Michigan Incomes Up Strong After 4 Years of ‘Right-to-Work-for-Less’

Law says employers can't make paying the union a condition of employment

Michigan’s per capita personal income grew faster than that of 40 other states in 2016. Regionally, only Indiana saw incomes rise faster. (Indiana adopted right-to-work a year before Michigan.)

In 2009, at the low point of the Great Recession and Michigan’s “lost decade,” residents of 39 other states had a higher income than people in Michigan did. By last year, we had risen to No. 31 on this critical measure of economic well-being for families and small businesses.

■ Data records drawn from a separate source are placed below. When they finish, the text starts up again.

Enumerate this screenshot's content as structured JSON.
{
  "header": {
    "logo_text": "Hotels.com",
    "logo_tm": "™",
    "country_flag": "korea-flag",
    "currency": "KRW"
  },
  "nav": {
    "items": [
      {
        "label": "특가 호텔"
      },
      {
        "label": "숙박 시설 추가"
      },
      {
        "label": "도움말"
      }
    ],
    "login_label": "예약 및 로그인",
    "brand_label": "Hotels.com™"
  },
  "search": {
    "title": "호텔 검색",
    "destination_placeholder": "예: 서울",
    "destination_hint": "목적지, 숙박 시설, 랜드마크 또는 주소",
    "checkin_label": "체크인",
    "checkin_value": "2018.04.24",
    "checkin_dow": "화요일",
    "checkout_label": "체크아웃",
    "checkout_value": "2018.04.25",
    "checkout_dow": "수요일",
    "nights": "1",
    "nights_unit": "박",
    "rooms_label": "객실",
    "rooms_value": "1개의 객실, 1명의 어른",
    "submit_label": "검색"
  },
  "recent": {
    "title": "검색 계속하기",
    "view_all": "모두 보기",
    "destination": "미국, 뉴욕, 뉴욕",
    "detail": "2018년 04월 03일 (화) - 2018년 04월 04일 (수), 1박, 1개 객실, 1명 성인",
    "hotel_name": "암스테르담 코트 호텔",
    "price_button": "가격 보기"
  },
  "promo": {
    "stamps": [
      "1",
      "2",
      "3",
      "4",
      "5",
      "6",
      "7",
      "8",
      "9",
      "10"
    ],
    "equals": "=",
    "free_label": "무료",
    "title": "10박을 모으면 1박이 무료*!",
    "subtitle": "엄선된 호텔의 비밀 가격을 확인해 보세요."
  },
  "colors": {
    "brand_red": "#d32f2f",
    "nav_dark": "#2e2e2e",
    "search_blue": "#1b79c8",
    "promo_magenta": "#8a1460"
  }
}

Last week marked the fourth anniversary of when Michigan’s right-to-work law went into effect. The law prohibits employers from making an employee financially support a union as a condition of employment. One slogan repeated by union advocates then was that the new law was “right-to-work-for-less.”

Stay Engaged

Simply enter your email below to receive our weekly email:

Facebook
Twitter

There aren’t many policies that get near unanimous support from economists, but free trade is one of them. Despite this, a central theme of the 2016 presidential campaign, heard from both political parties, was that free trade was somehow harmful to the United States and corrective action was needed. Mark Perry, an economics professor at the University of Michigan-Flint and scholar with the American Enterprise Institute, makes the case for why President Trump’s assessment of free trade is misguided.

Related Sites